A few weeks ago I had the pleasure of attending a few workshops at the LimmudFest New Orleans . Spearheaded by Gail Chalew, Rabbi Uri and an army of volunteers, New Orleans LimmudFest New Orleans is a conference/festival of Jewish learning. Over 50 workshops were taught by local and national luminaries on perhaps the broadest array of topics ever conceived in a two day conference. If you don't believe me check out Sunday's schedule: http://us.conf.masteragenda.com/h/nola2010/conf_browser/index.html . I would say the top three most creative topics were
- Creole/Cajun/Jewish Foodways and Cultures
- Constructing a (Jewish) Poker Face: Femininity, Masculinity, and the Jewish Self
- Blood, Guts, and Gore: Three Approaches to Leviticus
In their own separate ways, each of the Jewish religious denominations in the United States—Reform, Reconstructionist, Conservative, and Orthodox Judaism—are facing serious internal challenges—and also the external one of post-denominationalism. What are these challenges, and what is on the horizon for Jewish religious life in the U.S.?

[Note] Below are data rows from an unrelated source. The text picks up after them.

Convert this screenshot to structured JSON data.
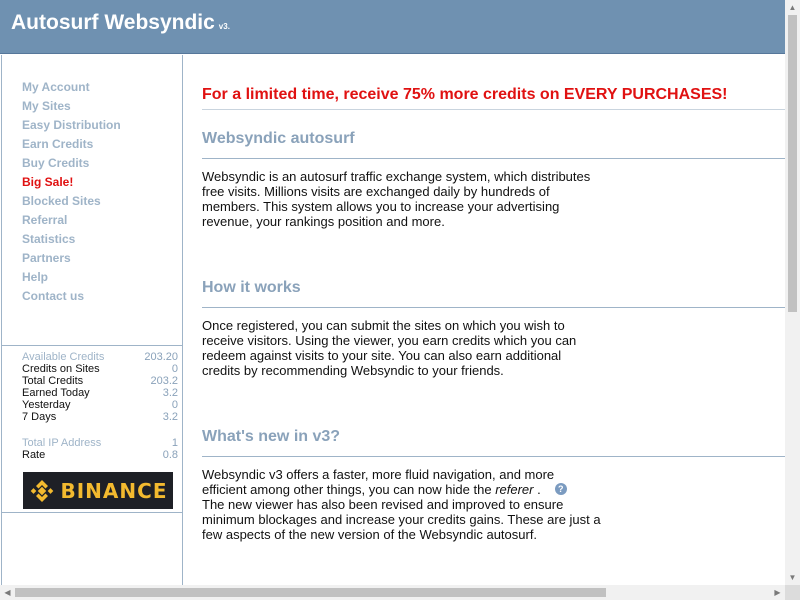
{
  "header": {
    "title": "Autosurf Websyndic",
    "version": "v3."
  },
  "sidebar": {
    "items": [
      {
        "label": "My Account"
      },
      {
        "label": "My Sites"
      },
      {
        "label": "Easy Distribution"
      },
      {
        "label": "Earn Credits"
      },
      {
        "label": "Buy Credits"
      },
      {
        "label": "Big Sale!"
      },
      {
        "label": "Blocked Sites"
      },
      {
        "label": "Referral"
      },
      {
        "label": "Statistics"
      },
      {
        "label": "Partners"
      },
      {
        "label": "Help"
      },
      {
        "label": "Contact us"
      }
    ],
    "stats": [
      {
        "label": "Available Credits",
        "value": "203.20"
      },
      {
        "label": "Credits on Sites",
        "value": "0"
      },
      {
        "label": "Total Credits",
        "value": "203.2"
      },
      {
        "label": "Earned Today",
        "value": "3.2"
      },
      {
        "label": "Yesterday",
        "value": "0"
      },
      {
        "label": "7 Days",
        "value": "3.2"
      },
      {
        "label": "Total IP Address",
        "value": "1"
      },
      {
        "label": "Rate",
        "value": "0.8"
      }
    ],
    "banner_text": "BINANCE"
  },
  "main": {
    "promo": "For a limited time, receive 75% more credits on EVERY PURCHASES!",
    "sections": [
      {
        "heading": "Websyndic autosurf",
        "text": "Websyndic is an autosurf traffic exchange system, which distributes free visits. Millions visits are exchanged daily by hundreds of members. This system allows you to increase your advertising revenue, your rankings position and more."
      },
      {
        "heading": "How it works",
        "text": "Once registered, you can submit the sites on which you wish to receive visitors. Using the viewer, you earn credits which you can redeem against visits to your site. You can also earn additional credits by recommending Websyndic to your friends."
      },
      {
        "heading": "What's new in v3?",
        "text_before": "Websyndic v3 offers a faster, more fluid navigation, and more efficient among other things, you can now hide the",
        "text_em": "referer",
        "text_dot": " .",
        "text_after": "The new viewer has also been revised and improved to ensure minimum blockages and increase your credits gains. These are just a few aspects of the new version of the Websyndic autosurf."
      }
    ]
  }
}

What Jack and many other participants identified on that figurative horizon where the loosely based community learning initiatives such as Limmud, Moishe House, Avodah and Birthright Next that are inter-denominational and detached from Judaism's larger institutions (read: federation and synagogue).
Rabbi Uri in his Passover dvar made an interesting observation about the uniqueness of LimmudFest. It is about choice. The students have the choice to attend whatever class they please at whatever time. This changes the power dynamic between the presenter and the audience by allowing participants to vote with their feet. The presenter is not interesting, well then find a topic that is. This enhances the learning experience, applying just a bit of pressure on the presenters - who are not paid - to truly deliver.
Pictures from LimmudFest